I have an Eyeore pillow I bought in Disneyworld. I debated a long time about it because they’re expensive, and what does a grown woman need with a stuffed toy? I finally bought it because Rob was deploying to Iraq. I wanted something to cuddle (and perhaps cry on) while he was gone. I love that pillow. I slept with my arms around it every night Rob was gone and still do now that he’s home because it helps my back. It’s awesome for airplane flights, more versatile than a nect pillow. My daughter swiped it from me when she had a stomach ache and hugged it from Florida to Salt Lake. I took it to Europe with me. He folds with a Velcro fastener, so he’s easy to carry and despite a year of hard wear, he’s still soft.
7. What’s the best decision you ever made?
Marrying Rob Fabian. He’s perfect for me, personality wise, the right combination of easy going and authoritative. He’s got an incredible mind, able to understand details and fit them into a larger picture. As such, he’s invaluable to me as a writer, because I can always come to him for help with a detail or plot issue in a story. He spoils me and makes me enjoy life—like the cruise in Europe we just took. I would never have done this. (I just spend the year he was gone paying off the credit card bill.) However, the memories and joy we shared is well worth the hassle of paying off the cards again. He’s a good looking man with a strong gentle voice, which is always a bonus. Finally, he’s given me four wonderful kids. I can’t imagine life without him, but I think it could not be so contented.
8. What’s the most important word to you?
It’s not the popular choice, but it’s “no.” Too often, we think of this only in terms of denying ourselves or others of what we want, but it can also free us for what we want. For example, I have lost about 25 pounds this year, in part because I said “no” to soda and desserts. I am stronger because I said “no” to skipping workouts, even when it meant losing writing time or spending the day more sore than ever. I paid off our credit card bill (temporarily) by saying “no” to whim purchases and idle shopping—and fast food, which helped my figure as well. I write more when I say “no” to distractions like Facebook.
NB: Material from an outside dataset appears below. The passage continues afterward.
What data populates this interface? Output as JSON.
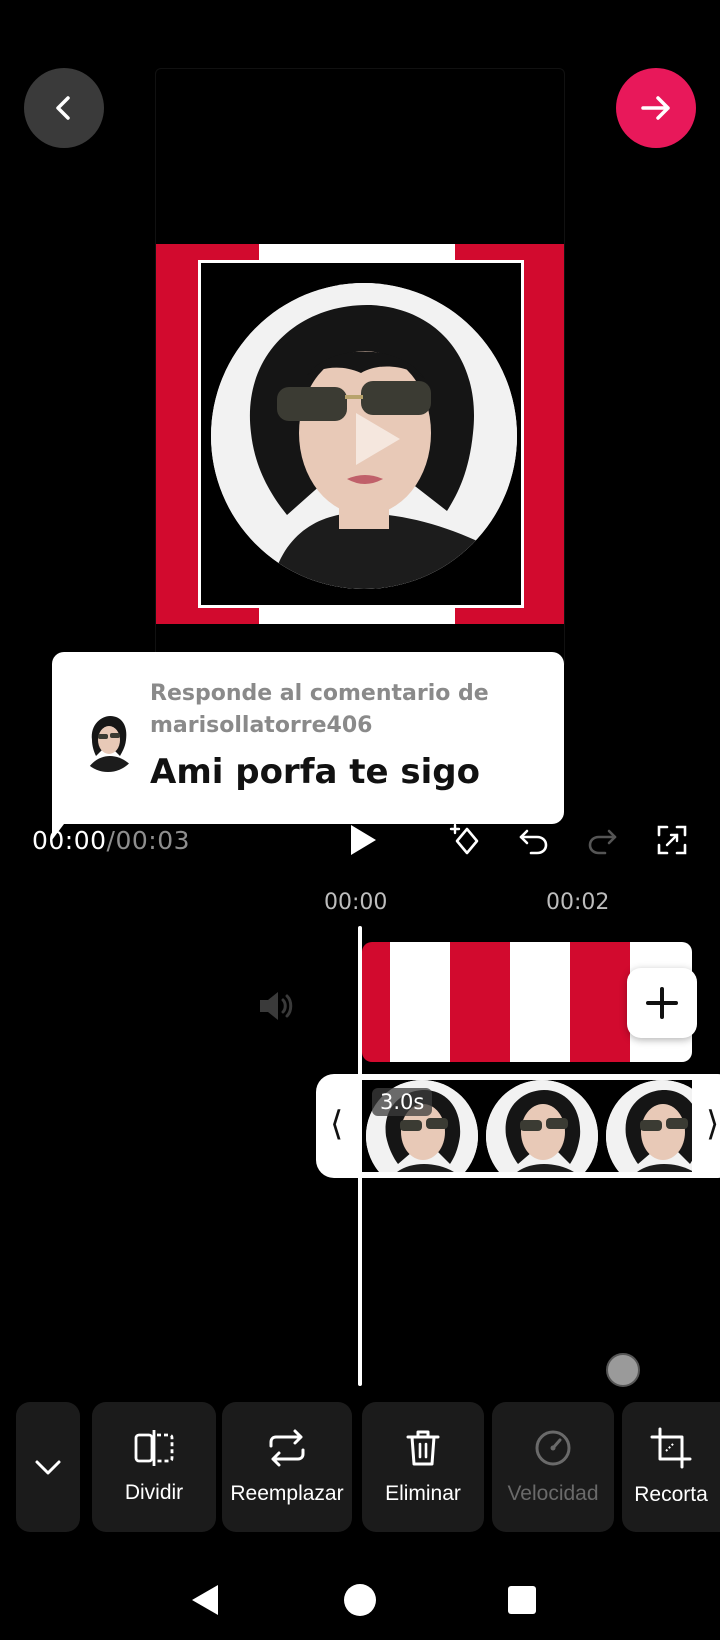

“No,” then, allows me to say “yes” to better things: a nicer figure and clothes that fit, a European dream cruise, a novel.
9. Are you a list maker?
Yes! I make lists all the time. Then I lose them, make new ones, find the old ones, and combine them into new lists. Right now, I have a general To-Do list, a list of blogs I need to write, a list of things to fix to put our home for sale, a list of writing tasks and goals, a list of things my kids need, a list for marketing my books, a daily list…and, of course, this list of lists!
10. You went to Europe—that’s a lot of time in a cramped plane. Do you enjoy flying?
I love planes. I love the power of airplanes. The smell of jet fuel fills me with excitement and anticipation of new adventures. I love the roar of the engines—in fact, it’s one thing I’ve loved about living on or near Air Force bases. I also love flying. I get to sit for hours with nothing I have to do and others taking care of me, yet I’m still doing something—traveling to a new destination. I get a lot of writing and reading done. Sometimes, I talk to fellow passengers and meet interesting people that way.
I do apologize for the lateness. If you are interested in purchasing the novels please check back and I will have posted the isbn numbers for you along with a link I believe to buy.
Thank you Karina Fabian for this opportunity and please accept my apologies for the lateness of the post. I waited to see if it would post again but no. It apparently got completely erased somehow. Check back for a book review on this the second novel and enjoy your Octoberween 2013.